- **EXERCISE AIM**
Examine the records and identify each line that includes the string "icon". Copy those lines.
---------- DATA FOR PROCESSING
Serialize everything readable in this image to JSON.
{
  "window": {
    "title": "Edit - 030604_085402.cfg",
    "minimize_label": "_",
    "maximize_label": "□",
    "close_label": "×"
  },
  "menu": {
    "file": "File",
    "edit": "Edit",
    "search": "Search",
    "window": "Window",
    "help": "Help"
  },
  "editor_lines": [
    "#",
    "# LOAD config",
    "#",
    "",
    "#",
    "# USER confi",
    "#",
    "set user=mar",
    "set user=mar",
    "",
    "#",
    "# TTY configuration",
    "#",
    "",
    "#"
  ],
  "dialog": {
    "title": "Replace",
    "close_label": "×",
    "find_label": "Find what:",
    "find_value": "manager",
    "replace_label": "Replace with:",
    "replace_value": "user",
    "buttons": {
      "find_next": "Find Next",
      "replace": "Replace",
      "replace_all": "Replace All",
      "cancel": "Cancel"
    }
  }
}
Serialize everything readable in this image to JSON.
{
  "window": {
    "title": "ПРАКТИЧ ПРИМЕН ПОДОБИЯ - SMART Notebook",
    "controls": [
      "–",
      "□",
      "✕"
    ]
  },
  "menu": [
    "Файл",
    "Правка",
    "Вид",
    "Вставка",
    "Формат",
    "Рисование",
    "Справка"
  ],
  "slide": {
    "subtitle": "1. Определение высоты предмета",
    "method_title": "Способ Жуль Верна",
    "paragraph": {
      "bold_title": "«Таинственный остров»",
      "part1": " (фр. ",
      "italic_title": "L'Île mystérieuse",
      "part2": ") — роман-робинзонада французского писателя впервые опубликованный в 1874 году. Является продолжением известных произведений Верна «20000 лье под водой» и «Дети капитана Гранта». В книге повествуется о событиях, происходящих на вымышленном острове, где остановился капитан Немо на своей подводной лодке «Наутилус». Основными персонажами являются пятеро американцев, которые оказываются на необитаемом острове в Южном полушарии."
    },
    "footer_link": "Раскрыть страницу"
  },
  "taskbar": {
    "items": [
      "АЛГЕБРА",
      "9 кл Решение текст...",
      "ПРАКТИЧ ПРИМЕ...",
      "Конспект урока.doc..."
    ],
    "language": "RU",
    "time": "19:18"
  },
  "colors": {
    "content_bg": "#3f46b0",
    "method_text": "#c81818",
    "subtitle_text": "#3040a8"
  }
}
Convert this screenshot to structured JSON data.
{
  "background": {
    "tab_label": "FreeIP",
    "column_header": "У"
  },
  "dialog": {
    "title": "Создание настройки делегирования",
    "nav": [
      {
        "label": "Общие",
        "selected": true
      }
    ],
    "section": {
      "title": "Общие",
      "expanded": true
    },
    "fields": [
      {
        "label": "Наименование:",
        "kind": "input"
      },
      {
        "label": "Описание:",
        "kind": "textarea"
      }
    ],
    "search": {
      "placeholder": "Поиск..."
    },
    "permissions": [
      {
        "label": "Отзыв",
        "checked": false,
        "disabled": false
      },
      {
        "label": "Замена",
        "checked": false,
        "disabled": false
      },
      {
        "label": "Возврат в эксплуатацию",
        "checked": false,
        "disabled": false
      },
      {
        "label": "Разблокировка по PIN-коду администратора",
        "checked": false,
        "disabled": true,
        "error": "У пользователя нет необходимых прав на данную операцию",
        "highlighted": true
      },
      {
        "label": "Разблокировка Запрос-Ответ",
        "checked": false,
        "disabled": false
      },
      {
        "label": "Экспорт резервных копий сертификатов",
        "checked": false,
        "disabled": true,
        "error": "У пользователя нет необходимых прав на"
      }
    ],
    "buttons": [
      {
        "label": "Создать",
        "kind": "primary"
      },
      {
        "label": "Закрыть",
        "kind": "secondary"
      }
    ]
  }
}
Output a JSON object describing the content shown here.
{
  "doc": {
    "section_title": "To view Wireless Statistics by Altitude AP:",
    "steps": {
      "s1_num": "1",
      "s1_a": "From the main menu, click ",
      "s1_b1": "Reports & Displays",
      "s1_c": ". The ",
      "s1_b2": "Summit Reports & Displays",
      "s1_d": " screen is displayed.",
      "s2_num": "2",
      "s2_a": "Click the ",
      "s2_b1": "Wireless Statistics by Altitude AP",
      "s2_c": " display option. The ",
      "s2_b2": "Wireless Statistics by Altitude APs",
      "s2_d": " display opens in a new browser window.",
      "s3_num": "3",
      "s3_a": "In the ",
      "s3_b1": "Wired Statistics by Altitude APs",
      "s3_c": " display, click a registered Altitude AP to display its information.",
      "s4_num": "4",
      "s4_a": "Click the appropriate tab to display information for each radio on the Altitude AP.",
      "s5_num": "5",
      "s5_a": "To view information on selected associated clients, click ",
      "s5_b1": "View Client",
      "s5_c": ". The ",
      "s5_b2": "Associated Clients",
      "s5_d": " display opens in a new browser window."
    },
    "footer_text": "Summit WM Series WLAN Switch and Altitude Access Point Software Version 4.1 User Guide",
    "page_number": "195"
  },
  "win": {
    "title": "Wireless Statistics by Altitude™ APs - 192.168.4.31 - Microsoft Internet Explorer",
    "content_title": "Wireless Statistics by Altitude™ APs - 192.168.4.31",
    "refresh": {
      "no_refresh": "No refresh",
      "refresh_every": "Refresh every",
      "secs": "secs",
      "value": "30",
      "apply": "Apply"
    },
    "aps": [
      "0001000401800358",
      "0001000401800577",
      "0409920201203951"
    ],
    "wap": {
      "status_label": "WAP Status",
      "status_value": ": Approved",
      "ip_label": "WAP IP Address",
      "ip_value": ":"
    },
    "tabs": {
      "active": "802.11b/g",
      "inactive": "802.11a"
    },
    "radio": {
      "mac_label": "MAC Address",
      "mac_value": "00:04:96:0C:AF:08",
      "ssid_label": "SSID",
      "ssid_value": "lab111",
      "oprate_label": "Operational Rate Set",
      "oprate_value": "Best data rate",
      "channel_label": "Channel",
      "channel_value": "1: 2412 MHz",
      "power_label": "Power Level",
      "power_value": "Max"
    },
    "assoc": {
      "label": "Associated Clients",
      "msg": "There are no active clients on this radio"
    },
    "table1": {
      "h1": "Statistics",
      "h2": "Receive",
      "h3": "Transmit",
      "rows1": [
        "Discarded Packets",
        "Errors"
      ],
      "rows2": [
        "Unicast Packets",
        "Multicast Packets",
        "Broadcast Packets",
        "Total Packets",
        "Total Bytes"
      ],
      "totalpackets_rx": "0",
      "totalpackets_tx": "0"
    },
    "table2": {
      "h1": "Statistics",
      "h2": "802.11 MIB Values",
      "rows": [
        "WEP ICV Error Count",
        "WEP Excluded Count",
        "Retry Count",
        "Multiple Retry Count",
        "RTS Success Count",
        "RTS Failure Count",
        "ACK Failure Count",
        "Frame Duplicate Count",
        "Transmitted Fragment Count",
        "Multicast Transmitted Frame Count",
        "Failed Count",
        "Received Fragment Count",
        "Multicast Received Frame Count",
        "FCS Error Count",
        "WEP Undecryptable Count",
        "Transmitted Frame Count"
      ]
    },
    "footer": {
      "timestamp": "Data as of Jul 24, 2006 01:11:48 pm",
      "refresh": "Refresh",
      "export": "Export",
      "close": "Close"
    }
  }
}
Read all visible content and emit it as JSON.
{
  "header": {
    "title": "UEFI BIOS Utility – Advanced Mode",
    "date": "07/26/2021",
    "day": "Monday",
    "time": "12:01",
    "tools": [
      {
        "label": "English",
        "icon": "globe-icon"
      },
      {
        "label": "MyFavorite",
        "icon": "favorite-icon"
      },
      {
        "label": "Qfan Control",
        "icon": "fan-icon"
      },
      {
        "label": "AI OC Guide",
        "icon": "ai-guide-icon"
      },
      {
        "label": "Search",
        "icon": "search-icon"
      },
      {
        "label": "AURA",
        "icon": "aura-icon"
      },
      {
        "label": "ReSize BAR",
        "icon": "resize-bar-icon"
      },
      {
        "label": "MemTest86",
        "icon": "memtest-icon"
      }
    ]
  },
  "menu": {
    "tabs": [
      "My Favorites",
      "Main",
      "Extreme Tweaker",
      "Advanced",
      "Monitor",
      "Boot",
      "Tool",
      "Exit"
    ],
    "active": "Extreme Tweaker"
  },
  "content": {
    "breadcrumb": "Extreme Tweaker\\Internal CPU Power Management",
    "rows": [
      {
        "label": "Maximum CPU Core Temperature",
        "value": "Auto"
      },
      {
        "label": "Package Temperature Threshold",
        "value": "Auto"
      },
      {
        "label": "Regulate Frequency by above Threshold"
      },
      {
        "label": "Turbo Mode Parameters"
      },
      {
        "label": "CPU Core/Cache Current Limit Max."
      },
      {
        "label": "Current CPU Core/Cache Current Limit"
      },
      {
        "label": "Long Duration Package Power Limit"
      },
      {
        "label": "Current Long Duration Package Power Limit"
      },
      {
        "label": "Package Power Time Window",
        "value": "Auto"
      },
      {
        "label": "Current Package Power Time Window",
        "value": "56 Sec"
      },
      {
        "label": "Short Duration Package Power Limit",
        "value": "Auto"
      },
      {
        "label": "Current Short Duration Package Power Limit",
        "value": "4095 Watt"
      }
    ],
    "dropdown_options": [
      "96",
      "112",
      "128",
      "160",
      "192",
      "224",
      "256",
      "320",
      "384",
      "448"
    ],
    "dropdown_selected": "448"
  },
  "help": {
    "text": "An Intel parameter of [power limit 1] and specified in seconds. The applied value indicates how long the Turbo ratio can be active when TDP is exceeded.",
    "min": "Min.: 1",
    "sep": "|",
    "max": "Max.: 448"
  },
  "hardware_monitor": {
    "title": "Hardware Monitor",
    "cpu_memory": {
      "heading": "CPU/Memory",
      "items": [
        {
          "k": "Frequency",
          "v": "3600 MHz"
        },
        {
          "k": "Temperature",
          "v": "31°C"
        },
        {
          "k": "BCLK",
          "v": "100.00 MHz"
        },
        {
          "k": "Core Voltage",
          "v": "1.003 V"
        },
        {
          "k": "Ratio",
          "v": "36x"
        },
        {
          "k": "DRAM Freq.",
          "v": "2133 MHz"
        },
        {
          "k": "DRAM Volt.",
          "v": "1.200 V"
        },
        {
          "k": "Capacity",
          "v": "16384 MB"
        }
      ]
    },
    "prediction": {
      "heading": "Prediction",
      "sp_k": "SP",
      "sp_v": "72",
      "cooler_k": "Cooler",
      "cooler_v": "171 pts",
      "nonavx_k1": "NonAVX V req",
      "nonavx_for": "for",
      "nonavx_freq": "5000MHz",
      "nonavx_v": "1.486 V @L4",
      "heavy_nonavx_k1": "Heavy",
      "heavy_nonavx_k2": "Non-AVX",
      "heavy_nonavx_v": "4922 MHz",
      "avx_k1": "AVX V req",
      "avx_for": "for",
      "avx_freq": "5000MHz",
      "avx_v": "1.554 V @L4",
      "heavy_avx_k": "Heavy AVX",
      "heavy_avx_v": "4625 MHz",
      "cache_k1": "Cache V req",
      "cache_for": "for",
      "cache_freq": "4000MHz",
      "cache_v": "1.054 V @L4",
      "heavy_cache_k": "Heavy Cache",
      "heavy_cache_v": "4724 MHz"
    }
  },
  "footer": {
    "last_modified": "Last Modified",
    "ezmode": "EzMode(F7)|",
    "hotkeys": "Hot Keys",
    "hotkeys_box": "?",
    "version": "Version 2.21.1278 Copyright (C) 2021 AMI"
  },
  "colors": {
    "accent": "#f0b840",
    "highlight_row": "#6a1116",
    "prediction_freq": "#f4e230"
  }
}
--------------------
- **RESULT OF THIS EXERCISE**
        "icon": "globe-icon"
        "icon": "favorite-icon"
        "icon": "fan-icon"
        "icon": "ai-guide-icon"
        "icon": "search-icon"
        "icon": "aura-icon"
        "icon": "resize-bar-icon"
        "icon": "memtest-icon"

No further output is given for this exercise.